Exercise prompt:
Whenever the word "glyph" appears in a line of the data below, copy that line.

(Saved data entries)
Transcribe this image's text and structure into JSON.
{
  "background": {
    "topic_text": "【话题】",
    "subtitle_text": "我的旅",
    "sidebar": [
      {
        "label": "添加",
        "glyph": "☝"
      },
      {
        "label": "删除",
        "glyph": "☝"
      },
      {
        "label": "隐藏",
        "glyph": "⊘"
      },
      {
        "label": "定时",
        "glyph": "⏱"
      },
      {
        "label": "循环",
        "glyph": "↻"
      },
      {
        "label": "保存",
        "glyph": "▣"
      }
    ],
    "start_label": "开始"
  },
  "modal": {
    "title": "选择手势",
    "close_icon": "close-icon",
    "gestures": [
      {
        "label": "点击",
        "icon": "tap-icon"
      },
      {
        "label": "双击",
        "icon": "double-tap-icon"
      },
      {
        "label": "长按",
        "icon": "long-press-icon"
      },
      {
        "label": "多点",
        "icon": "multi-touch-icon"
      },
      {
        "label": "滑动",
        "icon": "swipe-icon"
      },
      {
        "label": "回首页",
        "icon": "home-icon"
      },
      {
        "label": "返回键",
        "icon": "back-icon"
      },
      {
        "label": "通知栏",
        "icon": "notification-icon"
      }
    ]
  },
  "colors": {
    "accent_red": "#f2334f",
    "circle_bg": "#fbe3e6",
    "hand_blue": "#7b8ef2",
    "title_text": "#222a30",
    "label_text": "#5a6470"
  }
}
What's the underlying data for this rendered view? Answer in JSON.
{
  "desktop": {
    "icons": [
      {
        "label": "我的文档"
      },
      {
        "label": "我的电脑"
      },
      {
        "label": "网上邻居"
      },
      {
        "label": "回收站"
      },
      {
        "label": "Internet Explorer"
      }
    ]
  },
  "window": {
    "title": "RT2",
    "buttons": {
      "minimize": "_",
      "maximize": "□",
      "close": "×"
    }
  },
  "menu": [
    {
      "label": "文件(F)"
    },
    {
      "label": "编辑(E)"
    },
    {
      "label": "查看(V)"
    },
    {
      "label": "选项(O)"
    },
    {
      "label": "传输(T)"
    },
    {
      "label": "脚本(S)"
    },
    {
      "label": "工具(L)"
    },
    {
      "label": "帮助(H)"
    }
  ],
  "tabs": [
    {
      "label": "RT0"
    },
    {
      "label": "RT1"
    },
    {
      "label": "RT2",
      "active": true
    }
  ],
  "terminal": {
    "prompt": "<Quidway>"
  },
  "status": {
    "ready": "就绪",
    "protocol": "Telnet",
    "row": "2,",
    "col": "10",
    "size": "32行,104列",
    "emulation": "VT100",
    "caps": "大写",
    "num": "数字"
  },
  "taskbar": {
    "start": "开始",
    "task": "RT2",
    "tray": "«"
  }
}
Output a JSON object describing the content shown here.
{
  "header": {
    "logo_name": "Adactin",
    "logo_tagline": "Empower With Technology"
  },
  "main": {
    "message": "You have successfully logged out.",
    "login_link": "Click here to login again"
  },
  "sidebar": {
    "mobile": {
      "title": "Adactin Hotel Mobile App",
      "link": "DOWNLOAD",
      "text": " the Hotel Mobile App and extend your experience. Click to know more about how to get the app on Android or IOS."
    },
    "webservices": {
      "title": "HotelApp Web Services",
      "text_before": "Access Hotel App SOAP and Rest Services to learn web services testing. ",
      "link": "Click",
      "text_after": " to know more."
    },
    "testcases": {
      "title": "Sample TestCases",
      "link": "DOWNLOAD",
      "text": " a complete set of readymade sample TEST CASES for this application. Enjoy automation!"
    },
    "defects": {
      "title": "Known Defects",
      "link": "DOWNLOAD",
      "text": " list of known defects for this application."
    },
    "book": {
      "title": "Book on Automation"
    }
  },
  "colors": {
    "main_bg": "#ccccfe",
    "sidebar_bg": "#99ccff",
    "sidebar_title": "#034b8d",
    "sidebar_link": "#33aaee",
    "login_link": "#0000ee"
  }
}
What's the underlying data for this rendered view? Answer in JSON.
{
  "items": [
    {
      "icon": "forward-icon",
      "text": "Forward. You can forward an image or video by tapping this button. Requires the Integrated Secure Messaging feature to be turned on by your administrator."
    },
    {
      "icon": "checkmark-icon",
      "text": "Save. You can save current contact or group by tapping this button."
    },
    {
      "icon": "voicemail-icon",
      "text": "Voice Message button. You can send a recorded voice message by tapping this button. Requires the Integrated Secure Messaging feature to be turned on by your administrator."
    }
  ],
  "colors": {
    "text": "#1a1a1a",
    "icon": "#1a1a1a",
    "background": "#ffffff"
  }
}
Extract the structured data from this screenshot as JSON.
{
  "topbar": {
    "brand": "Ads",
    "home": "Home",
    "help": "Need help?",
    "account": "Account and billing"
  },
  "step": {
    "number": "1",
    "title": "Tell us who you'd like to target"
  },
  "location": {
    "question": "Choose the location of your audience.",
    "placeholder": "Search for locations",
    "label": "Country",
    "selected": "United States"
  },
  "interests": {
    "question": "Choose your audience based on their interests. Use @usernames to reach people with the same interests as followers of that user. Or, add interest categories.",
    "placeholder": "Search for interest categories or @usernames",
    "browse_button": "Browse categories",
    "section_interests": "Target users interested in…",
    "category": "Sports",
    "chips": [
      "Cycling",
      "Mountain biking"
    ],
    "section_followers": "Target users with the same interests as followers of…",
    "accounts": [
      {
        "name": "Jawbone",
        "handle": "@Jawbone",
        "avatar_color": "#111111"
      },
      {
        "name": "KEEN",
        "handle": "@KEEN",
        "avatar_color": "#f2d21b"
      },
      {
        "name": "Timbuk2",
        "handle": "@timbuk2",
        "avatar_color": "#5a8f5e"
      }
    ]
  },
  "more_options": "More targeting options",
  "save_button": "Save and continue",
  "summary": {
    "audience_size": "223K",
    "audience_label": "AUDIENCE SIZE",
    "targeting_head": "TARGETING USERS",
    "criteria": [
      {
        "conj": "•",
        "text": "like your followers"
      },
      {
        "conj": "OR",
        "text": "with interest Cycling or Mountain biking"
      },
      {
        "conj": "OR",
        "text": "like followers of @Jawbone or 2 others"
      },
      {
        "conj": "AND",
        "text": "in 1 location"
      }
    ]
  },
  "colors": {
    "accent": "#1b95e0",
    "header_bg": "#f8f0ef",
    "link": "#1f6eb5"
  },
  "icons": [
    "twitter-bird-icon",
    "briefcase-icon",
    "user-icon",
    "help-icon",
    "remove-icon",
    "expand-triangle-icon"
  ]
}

Response:
        "glyph": "☝"
        "glyph": "☝"
        "glyph": "⊘"
        "glyph": "⏱"
        "glyph": "↻"
        "glyph": "▣"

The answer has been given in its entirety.